-------- Provided records --------

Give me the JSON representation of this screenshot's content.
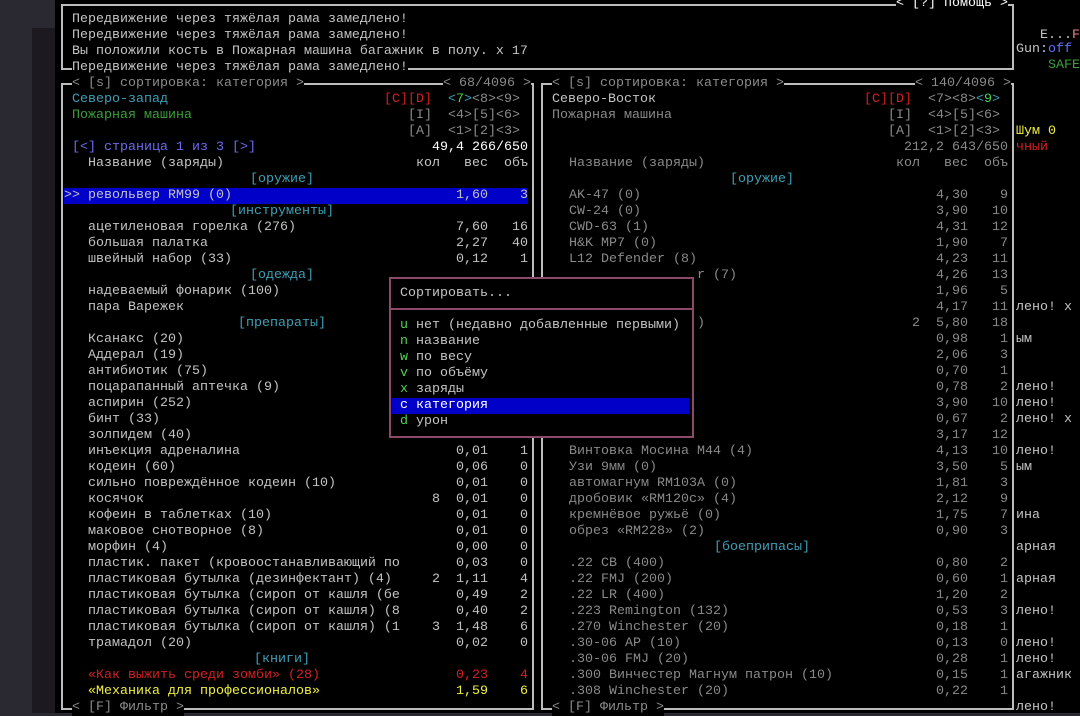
{
  "messages": {
    "help_label": "< [?] помощь >",
    "lines": [
      "Передвижение через тяжёлая рама замедлено!",
      "Передвижение через тяжёлая рама замедлено!",
      "Вы положили кость в Пожарная машина багажник в полу. x 17",
      "Передвижение через тяжёлая рама замедлено!"
    ]
  },
  "left_panel": {
    "sort_label": "< [s] сортировка: категория >",
    "count": "< 68/4096 >",
    "location": "Северо-запад",
    "source": "Пожарная машина",
    "keys_cd": "[C][D]",
    "keys_i": "[I]",
    "keys_a": "[A]",
    "dir_row1": [
      "<",
      "7",
      ">",
      "<8><9>"
    ],
    "dir_row2": "<4>[5]<6>",
    "dir_row3": "<1>[2]<3>",
    "page": "[<] страница 1 из 3 [>]",
    "totals": "49,4 266/650",
    "filter_label": "< [F] Фильтр >",
    "columns": {
      "name": "Название (заряды)",
      "qty": "кол",
      "weight": "вес",
      "volume": "объ"
    },
    "selected_marker": ">>",
    "rows": [
      {
        "category": "[оружие]"
      },
      {
        "name": "револьвер RM99 (0)",
        "qty": "",
        "weight": "1,60",
        "volume": "3",
        "selected": true
      },
      {
        "category": "[инструменты]"
      },
      {
        "name": "ацетиленовая горелка (276)",
        "qty": "",
        "weight": "7,60",
        "volume": "16"
      },
      {
        "name": "большая палатка",
        "qty": "",
        "weight": "2,27",
        "volume": "40"
      },
      {
        "name": "швейный набор (33)",
        "qty": "",
        "weight": "0,12",
        "volume": "1"
      },
      {
        "category": "[одежда]"
      },
      {
        "name": "надеваемый фонарик (100)"
      },
      {
        "name": "пара Варежек"
      },
      {
        "category": "[препараты]"
      },
      {
        "name": "Ксанакс (20)"
      },
      {
        "name": "Аддерал (19)"
      },
      {
        "name": "антибиотик (75)"
      },
      {
        "name": "поцарапанный аптечка (9)"
      },
      {
        "name": "аспирин (252)"
      },
      {
        "name": "бинт (33)"
      },
      {
        "name": "золпидем (40)"
      },
      {
        "name": "инъекция адреналина",
        "qty": "",
        "weight": "0,01",
        "volume": "1"
      },
      {
        "name": "кодеин (60)",
        "qty": "",
        "weight": "0,06",
        "volume": "0"
      },
      {
        "name": "сильно повреждённое кодеин (10)",
        "qty": "",
        "weight": "0,01",
        "volume": "0"
      },
      {
        "name": "косячок",
        "qty": "8",
        "weight": "0,01",
        "volume": "0"
      },
      {
        "name": "кофеин в таблетках (10)",
        "qty": "",
        "weight": "0,01",
        "volume": "0"
      },
      {
        "name": "маковое снотворное (8)",
        "qty": "",
        "weight": "0,01",
        "volume": "0"
      },
      {
        "name": "морфин (4)",
        "qty": "",
        "weight": "0,00",
        "volume": "0"
      },
      {
        "name": "пластик. пакет (кровоостанавливающий по",
        "qty": "",
        "weight": "0,03",
        "volume": "0"
      },
      {
        "name": "пластиковая бутылка (дезинфектант) (4)",
        "qty": "2",
        "weight": "1,11",
        "volume": "4"
      },
      {
        "name": "пластиковая бутылка (сироп от кашля (бе",
        "qty": "",
        "weight": "0,49",
        "volume": "2"
      },
      {
        "name": "пластиковая бутылка (сироп от кашля) (8",
        "qty": "",
        "weight": "0,40",
        "volume": "2"
      },
      {
        "name": "пластиковая бутылка (сироп от кашля) (1",
        "qty": "3",
        "weight": "1,48",
        "volume": "6"
      },
      {
        "name": "трамадол (20)",
        "qty": "",
        "weight": "0,02",
        "volume": "0"
      },
      {
        "category": "[книги]"
      },
      {
        "name": "«Как выжить среди зомби» (28)",
        "qty": "",
        "weight": "0,23",
        "volume": "4",
        "color": "red"
      },
      {
        "name": "«Механика для профессионалов»",
        "qty": "",
        "weight": "1,59",
        "volume": "6",
        "color": "yellow"
      }
    ]
  },
  "right_panel": {
    "sort_label": "< [s] сортировка: категория >",
    "count": "< 140/4096 >",
    "location": "Северо-Восток",
    "source": "Пожарная машина",
    "keys_cd": "[C][D]",
    "keys_i": "[I]",
    "keys_a": "[A]",
    "dir_row1": [
      "<7><8>",
      "<",
      "9",
      ">"
    ],
    "dir_row2": "<4>[5]<6>",
    "dir_row3": "<1>[2]<3>",
    "totals": "212,2 643/650",
    "filter_label": "< [F] Фильтр >",
    "columns": {
      "name": "Название (заряды)",
      "qty": "кол",
      "weight": "вес",
      "volume": "объ"
    },
    "rows": [
      {
        "category": "[оружие]"
      },
      {
        "name": "AK-47 (0)",
        "weight": "4,30",
        "volume": "9"
      },
      {
        "name": "CW-24 (0)",
        "weight": "3,90",
        "volume": "10"
      },
      {
        "name": "CWD-63 (1)",
        "weight": "4,31",
        "volume": "12"
      },
      {
        "name": "H&K MP7 (0)",
        "weight": "1,90",
        "volume": "7"
      },
      {
        "name": "L12 Defender (8)",
        "weight": "4,23",
        "volume": "11"
      },
      {
        "name": "r (7)",
        "weight": "4,26",
        "volume": "13",
        "partial": true
      },
      {
        "name": "",
        "weight": "1,96",
        "volume": "5"
      },
      {
        "name": "",
        "weight": "4,17",
        "volume": "11"
      },
      {
        "name": ")",
        "qty": "2",
        "weight": "5,80",
        "volume": "18",
        "partial": true
      },
      {
        "name": "",
        "weight": "0,98",
        "volume": "1"
      },
      {
        "name": "",
        "weight": "2,06",
        "volume": "3"
      },
      {
        "name": "",
        "weight": "0,70",
        "volume": "1"
      },
      {
        "name": "",
        "weight": "0,78",
        "volume": "2"
      },
      {
        "name": "",
        "weight": "3,90",
        "volume": "10"
      },
      {
        "name": "",
        "weight": "0,67",
        "volume": "2"
      },
      {
        "name": "",
        "weight": "3,17",
        "volume": "12"
      },
      {
        "name": "Винтовка Мосина М44 (4)",
        "weight": "4,13",
        "volume": "10"
      },
      {
        "name": "Узи 9мм (0)",
        "weight": "3,50",
        "volume": "5"
      },
      {
        "name": "автомагнум RM103A (0)",
        "weight": "1,81",
        "volume": "3"
      },
      {
        "name": "дробовик «RM120c» (4)",
        "weight": "2,12",
        "volume": "9"
      },
      {
        "name": "кремнёвое ружьё (0)",
        "weight": "1,75",
        "volume": "7"
      },
      {
        "name": "обрез «RM228» (2)",
        "weight": "0,90",
        "volume": "3"
      },
      {
        "category": "[боеприпасы]"
      },
      {
        "name": ".22 CB (400)",
        "weight": "0,80",
        "volume": "2"
      },
      {
        "name": ".22 FMJ (200)",
        "weight": "0,60",
        "volume": "1"
      },
      {
        "name": ".22 LR (400)",
        "weight": "1,20",
        "volume": "2"
      },
      {
        "name": ".223 Remington (132)",
        "weight": "0,53",
        "volume": "3"
      },
      {
        "name": ".270 Winchester (20)",
        "weight": "0,18",
        "volume": "1"
      },
      {
        "name": ".30-06 AP (10)",
        "weight": "0,13",
        "volume": "0"
      },
      {
        "name": ".30-06 FMJ (20)",
        "weight": "0,28",
        "volume": "1"
      },
      {
        "name": ".300 Винчестер Магнум патрон (10)",
        "weight": "0,15",
        "volume": "1"
      },
      {
        "name": ".308 Winchester (20)",
        "weight": "0,22",
        "volume": "1"
      }
    ]
  },
  "sort_popup": {
    "title": "Сортировать...",
    "options": [
      {
        "key": "u",
        "label": "нет (недавно добавленные первыми)"
      },
      {
        "key": "n",
        "label": "название"
      },
      {
        "key": "w",
        "label": "по весу"
      },
      {
        "key": "v",
        "label": "по объёму"
      },
      {
        "key": "x",
        "label": "заряды"
      },
      {
        "key": "c",
        "label": "категория",
        "selected": true
      },
      {
        "key": "d",
        "label": "урон"
      }
    ]
  },
  "sidebar_overflow": {
    "status_e": "E...",
    "status_f": "F",
    "gun_label": "Gun:",
    "gun_value": "off",
    "safe": "SAFE",
    "noise": "Шум 0",
    "red_fragment": "чный",
    "fragments": [
      {
        "row": 18,
        "text": "лено! x"
      },
      {
        "row": 20,
        "text": "ым"
      },
      {
        "row": 23,
        "text": "лено!"
      },
      {
        "row": 24,
        "text": "лено!"
      },
      {
        "row": 25,
        "text": "лено! x"
      },
      {
        "row": 27,
        "text": "лено!"
      },
      {
        "row": 28,
        "text": "ым"
      },
      {
        "row": 31,
        "text": "ина"
      },
      {
        "row": 33,
        "text": "арная"
      },
      {
        "row": 35,
        "text": "арная"
      },
      {
        "row": 37,
        "text": "лено!"
      },
      {
        "row": 39,
        "text": "лено!"
      },
      {
        "row": 40,
        "text": "лено!"
      },
      {
        "row": 41,
        "text": "агажник"
      },
      {
        "row": 43,
        "text": "лено!"
      }
    ]
  },
  "colors": {
    "highlight": "#0000c8",
    "category": "#3f9fb6",
    "popup_border": "#8a4a68",
    "warning": "#d42020",
    "note": "#f0f040"
  }
}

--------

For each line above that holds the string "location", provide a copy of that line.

    "location": "Северо-запад",
    "location": "Северо-Восток",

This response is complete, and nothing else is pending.